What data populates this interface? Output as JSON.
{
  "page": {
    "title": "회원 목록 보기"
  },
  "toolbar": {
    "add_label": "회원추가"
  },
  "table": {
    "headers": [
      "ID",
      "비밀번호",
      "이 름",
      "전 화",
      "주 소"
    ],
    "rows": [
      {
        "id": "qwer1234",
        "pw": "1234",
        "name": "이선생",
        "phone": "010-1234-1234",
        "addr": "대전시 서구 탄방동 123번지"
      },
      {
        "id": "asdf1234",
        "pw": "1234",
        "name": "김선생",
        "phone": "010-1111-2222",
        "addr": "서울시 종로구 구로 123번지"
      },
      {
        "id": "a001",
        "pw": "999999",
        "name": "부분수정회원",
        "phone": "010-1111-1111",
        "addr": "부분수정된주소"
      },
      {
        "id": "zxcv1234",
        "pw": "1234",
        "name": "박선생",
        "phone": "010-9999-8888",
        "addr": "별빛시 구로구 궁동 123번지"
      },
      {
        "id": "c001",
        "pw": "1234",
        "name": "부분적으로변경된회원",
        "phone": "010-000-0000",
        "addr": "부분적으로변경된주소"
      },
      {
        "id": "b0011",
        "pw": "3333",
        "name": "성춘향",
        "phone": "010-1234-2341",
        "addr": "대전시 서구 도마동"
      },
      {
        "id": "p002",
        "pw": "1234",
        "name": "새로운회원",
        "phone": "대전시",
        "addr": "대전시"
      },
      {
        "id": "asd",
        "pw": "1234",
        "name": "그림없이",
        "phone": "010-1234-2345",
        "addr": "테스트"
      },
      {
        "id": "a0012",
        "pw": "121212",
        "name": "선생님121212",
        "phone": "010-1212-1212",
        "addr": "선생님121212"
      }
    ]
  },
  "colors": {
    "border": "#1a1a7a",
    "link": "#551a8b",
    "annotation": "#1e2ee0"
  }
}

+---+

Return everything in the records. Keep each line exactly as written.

» **Response to the task**
What data populates this interface? Output as JSON.
{
  "page": {
    "title": "회원 목록 보기"
  },
  "toolbar": {
    "add_label": "회원추가"
  },
  "table": {
    "headers": [
      "ID",
      "비밀번호",
      "이 름",
      "전 화",
      "주 소"
    ],
    "rows": [
      {
        "id": "qwer1234",
        "pw": "1234",
        "name": "이선생",
        "phone": "010-1234-1234",
        "addr": "대전시 서구 탄방동 123번지"
      },
      {
        "id": "asdf1234",
        "pw": "1234",
        "name": "김선생",
        "phone": "010-1111-2222",
        "addr": "서울시 종로구 구로 123번지"
      },
      {
        "id": "a001",
        "pw": "999999",
        "name": "부분수정회원",
        "phone": "010-1111-1111",
        "addr": "부분수정된주소"
      },
      {
        "id": "zxcv1234",
        "pw": "1234",
        "name": "박선생",
        "phone": "010-9999-8888",
        "addr": "별빛시 구로구 궁동 123번지"
      },
      {
        "id": "c001",
        "pw": "1234",
        "name": "부분적으로변경된회원",
        "phone": "010-000-0000",
        "addr": "부분적으로변경된주소"
      },
      {
        "id": "b0011",
        "pw": "3333",
        "name": "성춘향",
        "phone": "010-1234-2341",
        "addr": "대전시 서구 도마동"
      },
      {
        "id": "p002",
        "pw": "1234",
        "name": "새로운회원",
        "phone": "대전시",
        "addr": "대전시"
      },
      {
        "id": "asd",
        "pw": "1234",
        "name": "그림없이",
        "phone": "010-1234-2345",
        "addr": "테스트"
      },
      {
        "id": "a0012",
        "pw": "121212",
        "name": "선생님121212",
        "phone": "010-1212-1212",
        "addr": "선생님121212"
      }
    ]
  },
  "colors": {
    "border": "#1a1a7a",
    "link": "#551a8b",
    "annotation": "#1e2ee0"
  }
}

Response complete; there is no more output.